I stopped at a Sonic Diner in Antlers, OK for a watermelon cream slush and a RT44 ice water. I’ve lately been finding Sonic to be very convenient for quick hydration stops. They have an excellent array of interesting drink choices and most of them take credit cards right at the ordering kiosk. The 44oz ice water will almost fill a half empty camelbak and can be relied on to cool it down for several hours. The only downside is that very few Sonics have public restrooms.
The flora changed as I headed farther north into Oklahoma on US271. The piney woods gave way to a greater mix of scrubby hardwoods and bushes. The roads began to undulate more and I felt (in my own head at least) an increase in elevation. I started to see rolling vistas and something inside me cried out in joy: “Mountains!”
I pulled in to a Forest Service visitor’s center at the entry to the Talimena parkway around 6pm. The center had just closed and the ranger’s vehicles rolled slowly past me as I photographed my bike by the sign.
With only 50 miles to go before reaching my destination for the night, I felt relaxed enough to stop at many of the vista points and historical exhibits along the parkway. Originally built by the Civilian Conservation Corps (CCC) in the 1930s and officially designated in 1989, the parkway winds through the western Ouachita Mountains, ancient home of the Caddo and more recently the Choctaw Indians.
The scenery strongly reminded me of my recent ride along the Blue Ridge Parkway. There were few fences to interrupt the vistas and divide up the land. Where local roads intersected the parkway, it crossed serenely over them and used discreet signs to direct travelers to the exits.
As the sun sank farther to the west, dark clouds began to move in over the high elevations. A few stray drops of rain had me worried that my luck had run out. I decided that I’d had enough dallying and settled into my seat to try to outrun the possibility of a storm.
Crossing into Arkansas, I passed a hot rod show being held at the famed Queen Wilhelmina Lodge. I briefly considered stopping at the lodge for dinner, but decided instead to enjoy the curves (and be safely parked at my motel) before dark.
Traffic picked up as I headed into Mena. I’d say the twistiest part of the parkway was between Queen Wilhelmina state park and Mena, but several slow-moving show cars put a damper on my fun.

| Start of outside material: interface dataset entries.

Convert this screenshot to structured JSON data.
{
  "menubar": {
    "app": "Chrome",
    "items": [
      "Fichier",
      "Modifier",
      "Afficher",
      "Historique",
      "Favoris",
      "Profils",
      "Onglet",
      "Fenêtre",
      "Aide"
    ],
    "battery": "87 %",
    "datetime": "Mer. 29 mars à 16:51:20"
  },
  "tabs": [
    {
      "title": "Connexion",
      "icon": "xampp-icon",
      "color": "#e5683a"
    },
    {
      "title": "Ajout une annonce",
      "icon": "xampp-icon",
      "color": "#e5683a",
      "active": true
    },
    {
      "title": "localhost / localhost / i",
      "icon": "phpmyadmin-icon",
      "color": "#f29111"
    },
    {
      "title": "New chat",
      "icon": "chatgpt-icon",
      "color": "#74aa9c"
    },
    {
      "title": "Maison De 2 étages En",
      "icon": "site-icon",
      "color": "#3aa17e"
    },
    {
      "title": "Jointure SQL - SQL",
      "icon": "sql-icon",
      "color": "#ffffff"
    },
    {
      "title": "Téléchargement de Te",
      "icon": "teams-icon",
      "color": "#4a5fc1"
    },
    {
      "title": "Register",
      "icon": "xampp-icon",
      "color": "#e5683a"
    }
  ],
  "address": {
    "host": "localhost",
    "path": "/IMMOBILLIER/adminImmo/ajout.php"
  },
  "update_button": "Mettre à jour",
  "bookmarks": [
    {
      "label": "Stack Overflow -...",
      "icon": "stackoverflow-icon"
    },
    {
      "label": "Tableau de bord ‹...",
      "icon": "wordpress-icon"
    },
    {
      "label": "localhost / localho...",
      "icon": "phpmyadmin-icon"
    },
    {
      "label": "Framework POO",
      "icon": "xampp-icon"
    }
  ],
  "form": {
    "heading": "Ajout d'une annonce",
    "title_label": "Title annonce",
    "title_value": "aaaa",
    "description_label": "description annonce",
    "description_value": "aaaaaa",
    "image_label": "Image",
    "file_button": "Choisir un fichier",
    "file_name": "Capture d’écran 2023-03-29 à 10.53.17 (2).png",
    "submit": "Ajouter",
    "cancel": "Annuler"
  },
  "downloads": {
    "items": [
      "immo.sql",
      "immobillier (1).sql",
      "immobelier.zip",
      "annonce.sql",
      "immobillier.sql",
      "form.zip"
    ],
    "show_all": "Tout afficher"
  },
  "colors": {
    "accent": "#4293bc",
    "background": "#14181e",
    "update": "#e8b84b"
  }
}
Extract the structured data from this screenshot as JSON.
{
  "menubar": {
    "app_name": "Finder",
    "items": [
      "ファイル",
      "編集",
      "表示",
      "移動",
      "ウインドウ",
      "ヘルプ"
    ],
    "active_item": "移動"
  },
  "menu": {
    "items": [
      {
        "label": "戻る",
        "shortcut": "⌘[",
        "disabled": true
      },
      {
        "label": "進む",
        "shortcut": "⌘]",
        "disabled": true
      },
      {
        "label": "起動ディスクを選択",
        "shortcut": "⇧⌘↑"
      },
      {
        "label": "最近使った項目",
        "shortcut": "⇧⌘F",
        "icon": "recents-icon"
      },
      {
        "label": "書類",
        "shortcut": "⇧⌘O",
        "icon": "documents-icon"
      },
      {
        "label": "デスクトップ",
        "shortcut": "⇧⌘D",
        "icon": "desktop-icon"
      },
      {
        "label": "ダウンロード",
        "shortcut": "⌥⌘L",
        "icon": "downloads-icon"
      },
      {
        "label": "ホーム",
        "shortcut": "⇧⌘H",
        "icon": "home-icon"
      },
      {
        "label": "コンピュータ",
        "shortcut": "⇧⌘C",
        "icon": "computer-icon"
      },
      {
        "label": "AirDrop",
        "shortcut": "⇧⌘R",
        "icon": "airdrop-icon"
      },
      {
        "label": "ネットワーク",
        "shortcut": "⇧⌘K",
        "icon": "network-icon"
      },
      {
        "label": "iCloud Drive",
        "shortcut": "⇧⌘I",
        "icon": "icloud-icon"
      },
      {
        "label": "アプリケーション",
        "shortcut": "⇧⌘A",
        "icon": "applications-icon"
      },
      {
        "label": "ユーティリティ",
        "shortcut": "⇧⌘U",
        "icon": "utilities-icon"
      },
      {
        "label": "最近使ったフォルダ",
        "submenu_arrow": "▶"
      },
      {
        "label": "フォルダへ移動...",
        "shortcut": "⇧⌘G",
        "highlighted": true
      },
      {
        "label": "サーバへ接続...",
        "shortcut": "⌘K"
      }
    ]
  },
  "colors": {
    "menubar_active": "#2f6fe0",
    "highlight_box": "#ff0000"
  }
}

I had an unspectacular dinner within walking distance of my motel before settling into my room for the night. According to the TV Guide channel, Law & Order, SVU was on, but it was about 2 channels above the limit on my room’s small TV. (Bluepoof, I tried!) Instead I settled for surfing between CNN and The Weather Channel, which had me seriously dismayed with a forecast of 80% chance of rain and thunderstorms in Mena on Sunday.